If a child receives support from another agency outside of school, the SENCo ensures that any information received is disseminated to the appropriate adults and any targets are worked on within school (e.g. NHS SALT, OT, CAMHS, physiotherapy)

Sometimes outside agencies request information about a child’s presentation within school as part of a multi-agency approach, e.g. CAMHS, Paediatrician.  In these instances, the SENCo will liaise with the staff working with the child to provide appropriate information.

Informing parents and carers

Parents/carers must consent to other agencies or professionals being involved with their child’s education.
During the initial assessment process, the professional would usually contact the parent/carer for their views and answer any questions they may have.  This may involve a telephone conversation or a meeting either in school or virtually by video call.  Once the assessment is complete, a report is usually produced which will be emailed home to parents.  Any targets produced and reviewed will then also be shared with parents.

Helping your child settle with confidence

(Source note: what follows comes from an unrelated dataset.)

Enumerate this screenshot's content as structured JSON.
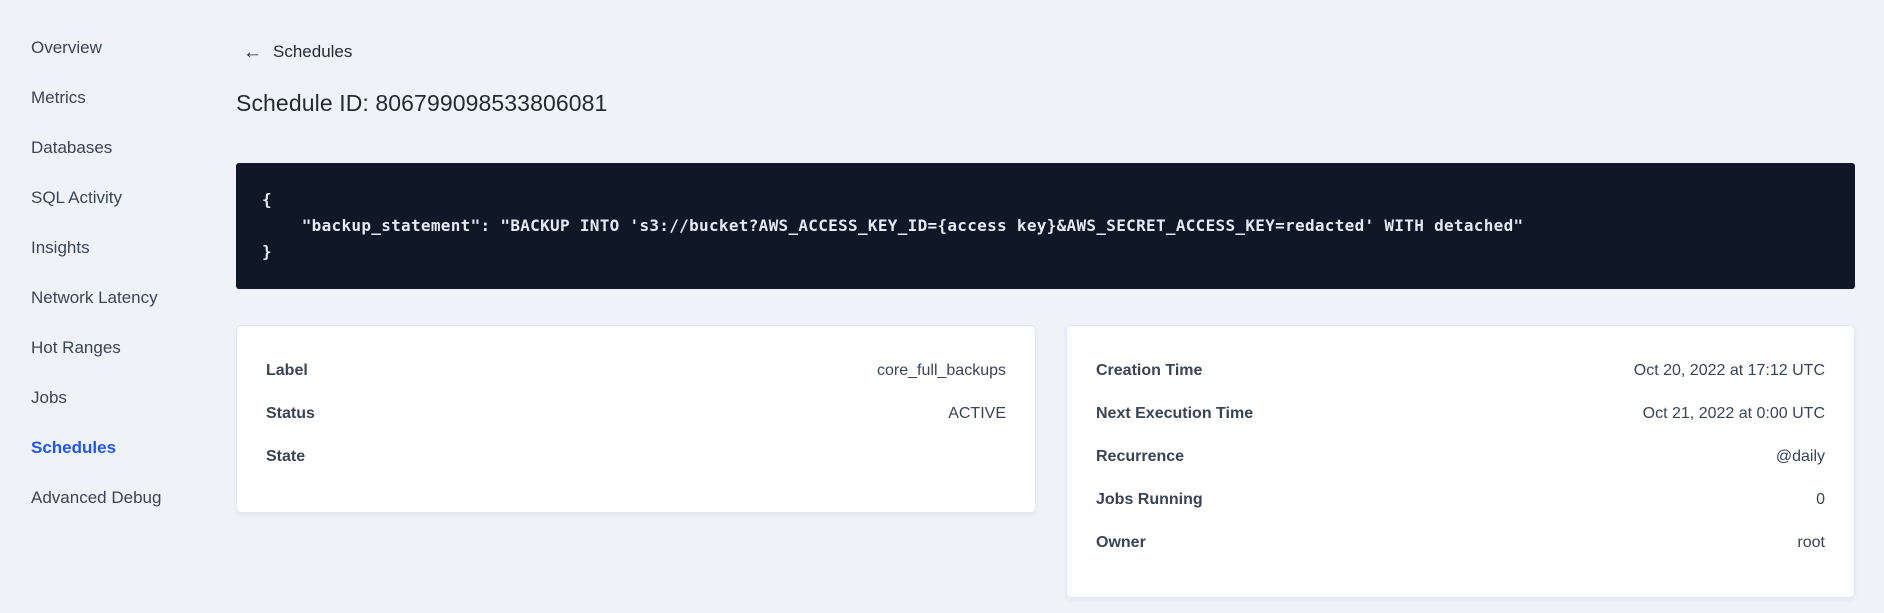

Rushy Meadow is a friendly community of children from Nursery through to Y6. Our teachers regularly talk to each other, and many teachers know all the children in the school.
Before your child moves class, they will have the opportunity to meet the teacher, see their new classroom and meet their classmates.
There is always a handover meeting between current teachers and new ones. Key information is passed up, including any additional needs your child may have, and recommendations/provision.
Your child’s progress and achievement will still be monitored by the SENCo and other senior leaders in the school. Procedures will be followed by the school regardless of the class your child is in.
Any specialist equipment will be passed up to the new teacher. 

When children move onto another school, including transferring to a different primary school or moving onto secondary school, the children’s SEN information is passed on – the paperwork is given to the receiving school and the SENCo at Rushy Meadow will discuss with the new school the additional needs of the child and the support they will require.  Many secondary school head of Year 7 or SENCOs will visit the primary schools to meet the children themselves too.
Many of the outside agency staff working in primary schools also work in secondary schools and your child is likely to have the same adults continuing to support them if necessary.
A multi-agency meeting with parents/ carers and the child will be held if necessary.

Extended school day

We currently offer a range of lunchtime and after school clubs, encompassing sport, music, the arts, nature and games. Many of these are run by members of staff who volunteer their time to provide activities that reflect their wide range of talents as well as the children’s interests. 
In addition to this, we host a selection of fee-paying clubs run by outside agencies. Clubs are coordinated by Mrs Jennings, who will always be happy to hear any ideas you have about clubs that you or your child would like to see at Rushy Meadow.

Our wraparound care is run by an external provider on the school premises.  ‘Come and Play Childcare Breakfast and After School Club’ provides childcare for children at Breakfast Club from 7:30-8:30am and After School Club until 6pm for children aged between 4 – 11 years old.


Please see the following policies for more information:
SEN Policy
Equalities Policy
Accessibility Plan


October 2021